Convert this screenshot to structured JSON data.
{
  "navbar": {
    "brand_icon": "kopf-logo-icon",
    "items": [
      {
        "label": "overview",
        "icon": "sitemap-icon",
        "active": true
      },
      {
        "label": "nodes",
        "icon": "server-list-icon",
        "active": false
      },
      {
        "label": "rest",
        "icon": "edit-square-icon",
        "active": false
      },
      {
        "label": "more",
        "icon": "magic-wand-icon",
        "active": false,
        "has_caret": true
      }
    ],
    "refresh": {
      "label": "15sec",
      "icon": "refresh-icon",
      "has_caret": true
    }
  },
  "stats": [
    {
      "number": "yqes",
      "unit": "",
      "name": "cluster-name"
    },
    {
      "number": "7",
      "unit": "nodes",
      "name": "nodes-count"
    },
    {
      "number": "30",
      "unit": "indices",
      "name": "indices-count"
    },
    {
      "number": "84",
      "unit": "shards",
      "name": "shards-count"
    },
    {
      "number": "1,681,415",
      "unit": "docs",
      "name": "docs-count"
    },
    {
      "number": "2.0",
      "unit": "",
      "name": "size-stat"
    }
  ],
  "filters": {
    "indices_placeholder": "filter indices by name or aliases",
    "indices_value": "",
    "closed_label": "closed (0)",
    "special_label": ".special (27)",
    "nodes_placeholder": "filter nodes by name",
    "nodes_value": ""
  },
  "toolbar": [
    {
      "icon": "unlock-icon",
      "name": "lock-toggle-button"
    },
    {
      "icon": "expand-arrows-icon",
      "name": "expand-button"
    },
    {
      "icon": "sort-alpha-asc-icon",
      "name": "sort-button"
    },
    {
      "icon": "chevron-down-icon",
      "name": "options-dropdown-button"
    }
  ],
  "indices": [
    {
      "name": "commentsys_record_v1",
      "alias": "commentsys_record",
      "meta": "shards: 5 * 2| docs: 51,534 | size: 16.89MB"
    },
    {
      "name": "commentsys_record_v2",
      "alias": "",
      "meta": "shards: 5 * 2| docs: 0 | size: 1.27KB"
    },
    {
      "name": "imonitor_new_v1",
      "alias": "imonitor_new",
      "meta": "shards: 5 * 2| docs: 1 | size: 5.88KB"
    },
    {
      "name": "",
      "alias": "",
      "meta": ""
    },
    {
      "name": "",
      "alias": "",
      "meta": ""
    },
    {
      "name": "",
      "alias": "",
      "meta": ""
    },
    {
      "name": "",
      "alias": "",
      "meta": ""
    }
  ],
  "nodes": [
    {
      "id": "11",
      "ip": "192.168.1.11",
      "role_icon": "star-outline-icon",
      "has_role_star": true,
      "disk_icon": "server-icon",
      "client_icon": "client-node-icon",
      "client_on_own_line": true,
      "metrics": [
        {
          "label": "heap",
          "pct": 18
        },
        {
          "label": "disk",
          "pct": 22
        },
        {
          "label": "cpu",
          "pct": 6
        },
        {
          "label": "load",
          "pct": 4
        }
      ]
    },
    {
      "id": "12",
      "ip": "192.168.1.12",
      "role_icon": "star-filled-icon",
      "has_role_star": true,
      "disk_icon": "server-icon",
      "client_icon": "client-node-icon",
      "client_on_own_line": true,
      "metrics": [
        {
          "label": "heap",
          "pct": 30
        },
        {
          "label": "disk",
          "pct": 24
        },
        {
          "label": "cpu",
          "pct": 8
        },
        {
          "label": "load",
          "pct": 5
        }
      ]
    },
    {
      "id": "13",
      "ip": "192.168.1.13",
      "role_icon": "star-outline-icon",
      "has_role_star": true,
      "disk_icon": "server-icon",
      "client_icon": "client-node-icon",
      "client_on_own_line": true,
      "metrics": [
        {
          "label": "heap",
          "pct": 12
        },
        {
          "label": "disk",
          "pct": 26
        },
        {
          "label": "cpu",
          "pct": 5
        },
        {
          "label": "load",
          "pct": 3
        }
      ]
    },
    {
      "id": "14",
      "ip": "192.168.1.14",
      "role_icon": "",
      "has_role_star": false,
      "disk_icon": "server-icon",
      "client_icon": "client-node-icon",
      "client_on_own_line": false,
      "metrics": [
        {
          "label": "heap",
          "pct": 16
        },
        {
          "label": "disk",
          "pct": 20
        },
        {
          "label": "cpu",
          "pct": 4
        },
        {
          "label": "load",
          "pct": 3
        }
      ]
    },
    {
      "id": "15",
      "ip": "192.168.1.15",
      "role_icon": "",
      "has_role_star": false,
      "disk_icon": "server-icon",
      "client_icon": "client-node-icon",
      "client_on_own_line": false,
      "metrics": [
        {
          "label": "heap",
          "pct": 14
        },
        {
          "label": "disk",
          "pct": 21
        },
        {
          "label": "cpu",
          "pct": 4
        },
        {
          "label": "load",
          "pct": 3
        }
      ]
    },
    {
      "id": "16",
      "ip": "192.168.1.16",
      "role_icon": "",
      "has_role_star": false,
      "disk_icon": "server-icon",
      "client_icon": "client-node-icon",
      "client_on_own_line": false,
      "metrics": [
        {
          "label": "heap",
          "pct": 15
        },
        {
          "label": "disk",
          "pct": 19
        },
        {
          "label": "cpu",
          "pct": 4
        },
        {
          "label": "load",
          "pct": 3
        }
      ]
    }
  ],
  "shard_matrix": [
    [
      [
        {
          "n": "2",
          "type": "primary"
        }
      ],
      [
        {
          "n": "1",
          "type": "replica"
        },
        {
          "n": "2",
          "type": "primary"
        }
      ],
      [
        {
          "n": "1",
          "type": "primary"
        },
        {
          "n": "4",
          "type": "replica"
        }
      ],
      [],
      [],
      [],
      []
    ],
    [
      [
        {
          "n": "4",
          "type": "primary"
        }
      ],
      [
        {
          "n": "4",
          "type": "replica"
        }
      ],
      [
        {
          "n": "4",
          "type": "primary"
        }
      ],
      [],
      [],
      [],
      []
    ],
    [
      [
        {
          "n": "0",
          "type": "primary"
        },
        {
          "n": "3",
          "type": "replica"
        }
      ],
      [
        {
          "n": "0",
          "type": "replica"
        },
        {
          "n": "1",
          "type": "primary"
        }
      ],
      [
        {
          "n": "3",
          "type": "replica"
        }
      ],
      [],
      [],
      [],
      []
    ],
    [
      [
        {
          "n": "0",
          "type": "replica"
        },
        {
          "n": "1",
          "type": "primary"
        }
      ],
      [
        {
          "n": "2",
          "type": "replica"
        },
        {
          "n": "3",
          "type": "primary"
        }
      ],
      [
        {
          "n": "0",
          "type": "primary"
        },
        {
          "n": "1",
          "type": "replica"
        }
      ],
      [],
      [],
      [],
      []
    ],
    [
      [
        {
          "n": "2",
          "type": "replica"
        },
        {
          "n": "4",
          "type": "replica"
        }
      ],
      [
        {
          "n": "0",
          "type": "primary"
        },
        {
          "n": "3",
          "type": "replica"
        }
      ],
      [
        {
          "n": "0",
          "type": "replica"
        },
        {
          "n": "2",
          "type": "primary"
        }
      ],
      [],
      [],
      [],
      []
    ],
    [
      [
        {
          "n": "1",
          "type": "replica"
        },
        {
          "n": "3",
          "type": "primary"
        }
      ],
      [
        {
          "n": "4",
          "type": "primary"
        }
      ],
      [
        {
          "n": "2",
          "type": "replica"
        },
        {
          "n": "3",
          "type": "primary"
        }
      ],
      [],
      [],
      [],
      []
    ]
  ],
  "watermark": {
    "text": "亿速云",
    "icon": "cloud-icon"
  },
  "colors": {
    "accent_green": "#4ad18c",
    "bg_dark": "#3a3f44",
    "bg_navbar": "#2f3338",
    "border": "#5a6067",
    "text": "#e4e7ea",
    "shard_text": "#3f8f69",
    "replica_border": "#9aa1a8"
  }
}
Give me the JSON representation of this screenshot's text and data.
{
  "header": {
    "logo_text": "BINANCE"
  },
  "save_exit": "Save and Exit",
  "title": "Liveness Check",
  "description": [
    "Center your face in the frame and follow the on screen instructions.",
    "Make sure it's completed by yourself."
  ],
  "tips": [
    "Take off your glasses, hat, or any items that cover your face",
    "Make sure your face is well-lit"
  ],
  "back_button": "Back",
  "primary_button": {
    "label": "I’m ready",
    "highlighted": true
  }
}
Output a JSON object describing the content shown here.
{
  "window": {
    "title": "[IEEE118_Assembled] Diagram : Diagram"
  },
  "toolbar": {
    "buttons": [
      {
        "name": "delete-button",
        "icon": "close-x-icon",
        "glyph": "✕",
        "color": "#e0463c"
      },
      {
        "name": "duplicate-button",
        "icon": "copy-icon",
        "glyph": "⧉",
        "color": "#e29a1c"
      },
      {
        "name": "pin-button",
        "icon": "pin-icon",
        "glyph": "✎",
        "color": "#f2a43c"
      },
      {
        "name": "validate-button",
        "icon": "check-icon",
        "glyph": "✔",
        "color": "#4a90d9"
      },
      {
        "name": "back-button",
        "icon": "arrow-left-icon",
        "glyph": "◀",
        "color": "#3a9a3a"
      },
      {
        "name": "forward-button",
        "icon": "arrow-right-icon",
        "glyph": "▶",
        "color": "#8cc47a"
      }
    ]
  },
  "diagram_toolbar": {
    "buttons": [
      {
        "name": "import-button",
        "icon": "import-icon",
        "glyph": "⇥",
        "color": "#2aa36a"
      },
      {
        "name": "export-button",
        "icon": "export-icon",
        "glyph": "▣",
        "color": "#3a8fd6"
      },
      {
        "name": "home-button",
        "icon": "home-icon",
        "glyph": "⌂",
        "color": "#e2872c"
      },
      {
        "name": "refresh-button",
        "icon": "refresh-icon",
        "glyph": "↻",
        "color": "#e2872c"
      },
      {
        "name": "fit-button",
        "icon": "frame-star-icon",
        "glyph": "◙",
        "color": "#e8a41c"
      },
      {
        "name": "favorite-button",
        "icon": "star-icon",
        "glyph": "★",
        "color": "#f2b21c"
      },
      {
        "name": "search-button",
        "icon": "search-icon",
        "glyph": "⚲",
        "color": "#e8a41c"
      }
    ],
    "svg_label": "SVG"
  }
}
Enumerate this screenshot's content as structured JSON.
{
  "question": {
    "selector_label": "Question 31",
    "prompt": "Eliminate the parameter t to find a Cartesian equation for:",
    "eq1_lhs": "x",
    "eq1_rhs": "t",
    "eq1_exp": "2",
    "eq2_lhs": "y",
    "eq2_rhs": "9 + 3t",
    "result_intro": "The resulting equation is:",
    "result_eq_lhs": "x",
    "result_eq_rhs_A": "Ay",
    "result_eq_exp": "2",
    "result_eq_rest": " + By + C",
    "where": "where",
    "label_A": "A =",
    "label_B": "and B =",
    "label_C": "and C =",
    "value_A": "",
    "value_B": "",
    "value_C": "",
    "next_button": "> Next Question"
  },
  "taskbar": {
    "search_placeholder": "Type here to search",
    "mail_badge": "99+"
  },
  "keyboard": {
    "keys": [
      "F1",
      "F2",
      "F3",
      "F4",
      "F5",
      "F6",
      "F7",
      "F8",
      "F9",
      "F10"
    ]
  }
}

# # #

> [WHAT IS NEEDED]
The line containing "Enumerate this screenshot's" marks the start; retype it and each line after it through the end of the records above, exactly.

> [ANSWER TO THIS TASK]
Enumerate this screenshot's content as structured JSON.
{
  "question": {
    "selector_label": "Question 31",
    "prompt": "Eliminate the parameter t to find a Cartesian equation for:",
    "eq1_lhs": "x",
    "eq1_rhs": "t",
    "eq1_exp": "2",
    "eq2_lhs": "y",
    "eq2_rhs": "9 + 3t",
    "result_intro": "The resulting equation is:",
    "result_eq_lhs": "x",
    "result_eq_rhs_A": "Ay",
    "result_eq_exp": "2",
    "result_eq_rest": " + By + C",
    "where": "where",
    "label_A": "A =",
    "label_B": "and B =",
    "label_C": "and C =",
    "value_A": "",
    "value_B": "",
    "value_C": "",
    "next_button": "> Next Question"
  },
  "taskbar": {
    "search_placeholder": "Type here to search",
    "mail_badge": "99+"
  },
  "keyboard": {
    "keys": [
      "F1",
      "F2",
      "F3",
      "F4",
      "F5",
      "F6",
      "F7",
      "F8",
      "F9",
      "F10"
    ]
  }
}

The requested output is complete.